This lack of depth in behavioral research shows in the Watch’s reward design. It’s not just that the Watch doesn’t take into account the recent stuff — the old stuff Skinner produced isn’t reflected, either — but Apple hasn’t participated in the kinds of verification studies that might give someone confidence in their approach to fitness. As long as Apple isn’t making a specific health claim, it doesn’t have to verify its device is accurate with the FDA. Only a few studies exist on fitness trackers’ accuracy, Patel says, which makes it challenging for both patients and doctors to trust a smartwatch’s data. And the rewards aren’t set up in the ways we know are most effective. The Watch is ultimately a weak tool. It might be effective for some people, but there’s a lot of behavioral research out there that suggests it could be much more effective for many more people.
This is an interesting point. The Apple Watch is not in any way “scientific;” it’s based on some simple ideas that won’t confuse people, and that are easy to put into practice. And that can be easily displayed.

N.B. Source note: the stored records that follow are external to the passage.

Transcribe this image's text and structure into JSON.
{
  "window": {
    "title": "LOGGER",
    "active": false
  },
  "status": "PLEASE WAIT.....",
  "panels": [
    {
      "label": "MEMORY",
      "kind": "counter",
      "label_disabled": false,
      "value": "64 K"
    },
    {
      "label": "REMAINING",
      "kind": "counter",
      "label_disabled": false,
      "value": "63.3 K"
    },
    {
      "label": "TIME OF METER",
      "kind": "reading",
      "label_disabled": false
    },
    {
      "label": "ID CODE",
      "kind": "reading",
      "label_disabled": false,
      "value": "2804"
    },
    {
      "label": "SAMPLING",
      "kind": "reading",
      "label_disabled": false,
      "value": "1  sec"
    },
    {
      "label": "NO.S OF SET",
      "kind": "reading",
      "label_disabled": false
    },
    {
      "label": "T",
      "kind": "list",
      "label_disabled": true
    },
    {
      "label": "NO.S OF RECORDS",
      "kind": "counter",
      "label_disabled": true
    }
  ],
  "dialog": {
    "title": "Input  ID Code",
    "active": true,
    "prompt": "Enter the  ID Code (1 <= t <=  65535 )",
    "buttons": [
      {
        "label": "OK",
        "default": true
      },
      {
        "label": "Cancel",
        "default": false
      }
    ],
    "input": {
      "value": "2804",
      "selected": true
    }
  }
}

Look at the three activity rings. Tim Cook famously said, “Sitting is the new cancer,” which, among the verbal mistakes he has made ranks pretty high on the list. He could have said “Sitting is the new smoking,” which would have made sense; an activity has effects that can then translate into disease. But claiming that sitting was, in and of itself, a disease, is truly foolish.
So there’s the stand ring. You have to get up and move around for a minute or so each hour to make it progress. It’s not that hard. But, if you’re in a wheelchair, or otherwise disabled, you can’t remove the stand ring. You can turn off stand reminders, but that’s all.
The activity ring? It’s set to 30 minutes; no more, no less. For some, 30 minutes might be a lot; for others, it’s hardly anything. It should be adjustable, as the move ring (the one that represents calories).
Of course, you’ll notice, as did the author of this article, that the move ring will count calories even when you’re not moving, not doing any activity. I notice that, when I lie in bed reading in the evening, or watch something on TV, it increments even if I’m not moving.
And these goals aren’t even logical over time.